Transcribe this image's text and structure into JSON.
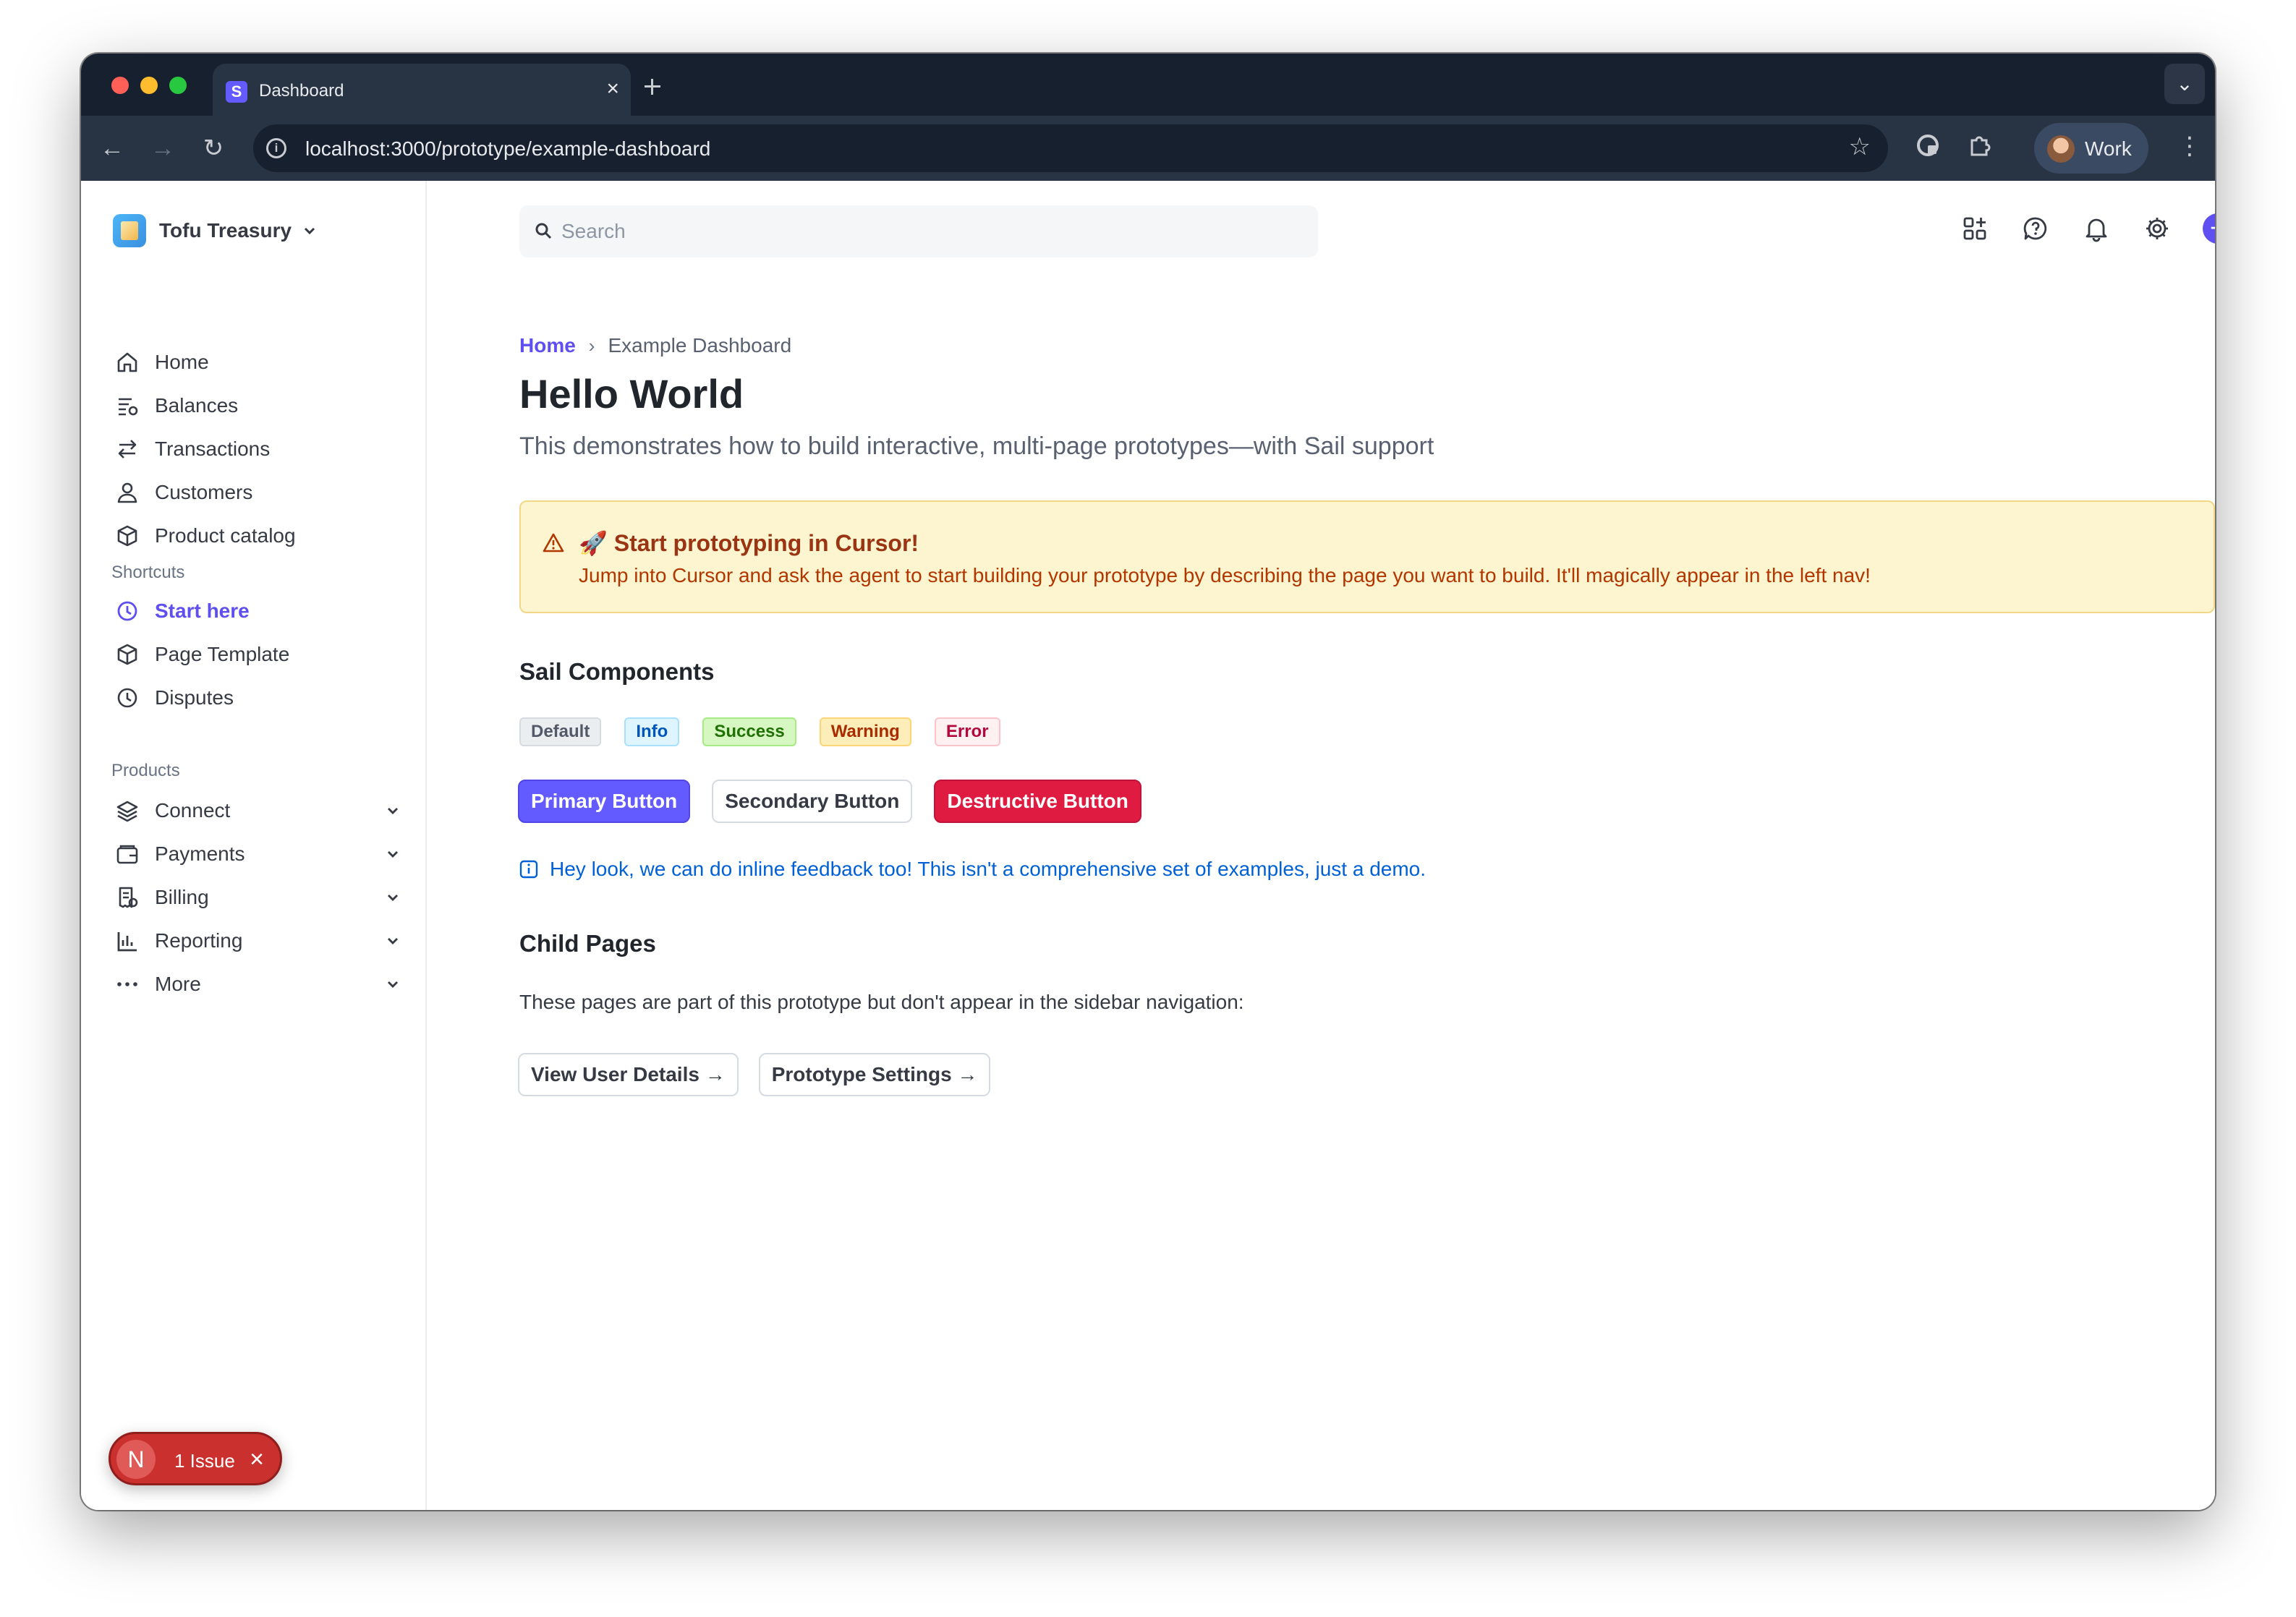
{
  "browser": {
    "tab_title": "Dashboard",
    "tab_favicon": "S",
    "url": "localhost:3000/prototype/example-dashboard",
    "profile_label": "Work"
  },
  "sidebar": {
    "account_name": "Tofu Treasury",
    "main_items": [
      {
        "label": "Home",
        "icon": "home-icon"
      },
      {
        "label": "Balances",
        "icon": "balances-icon"
      },
      {
        "label": "Transactions",
        "icon": "transactions-icon"
      },
      {
        "label": "Customers",
        "icon": "customer-icon"
      },
      {
        "label": "Product catalog",
        "icon": "box-icon"
      }
    ],
    "shortcuts_title": "Shortcuts",
    "shortcuts": [
      {
        "label": "Start here",
        "icon": "clock-icon",
        "active": true
      },
      {
        "label": "Page Template",
        "icon": "box-icon"
      },
      {
        "label": "Disputes",
        "icon": "clock-icon"
      }
    ],
    "products_title": "Products",
    "products": [
      {
        "label": "Connect",
        "icon": "layers-icon"
      },
      {
        "label": "Payments",
        "icon": "wallet-icon"
      },
      {
        "label": "Billing",
        "icon": "billing-icon"
      },
      {
        "label": "Reporting",
        "icon": "chart-icon"
      },
      {
        "label": "More",
        "icon": "more-icon"
      }
    ],
    "issue": {
      "avatar": "N",
      "label": "1 Issue"
    }
  },
  "header": {
    "search_placeholder": "Search"
  },
  "breadcrumb": {
    "home": "Home",
    "current": "Example Dashboard"
  },
  "page": {
    "title": "Hello World",
    "subtitle": "This demonstrates how to build interactive, multi-page prototypes—with Sail support"
  },
  "banner": {
    "title": "🚀 Start prototyping in Cursor!",
    "body": "Jump into Cursor and ask the agent to start building your prototype by describing the page you want to build. It'll magically appear in the left nav!"
  },
  "components": {
    "heading": "Sail Components",
    "badges": [
      "Default",
      "Info",
      "Success",
      "Warning",
      "Error"
    ],
    "buttons": {
      "primary": "Primary Button",
      "secondary": "Secondary Button",
      "destructive": "Destructive Button"
    },
    "inline_feedback": "Hey look, we can do inline feedback too! This isn't a comprehensive set of examples, just a demo."
  },
  "child_pages": {
    "heading": "Child Pages",
    "description": "These pages are part of this prototype but don't appear in the sidebar navigation:",
    "links": [
      "View User Details →",
      "Prototype Settings →"
    ]
  },
  "colors": {
    "accent": "#635bff",
    "destructive": "#df1b41",
    "chrome_dark": "#17202e"
  }
}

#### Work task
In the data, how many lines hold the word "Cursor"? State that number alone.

#### Completed task
2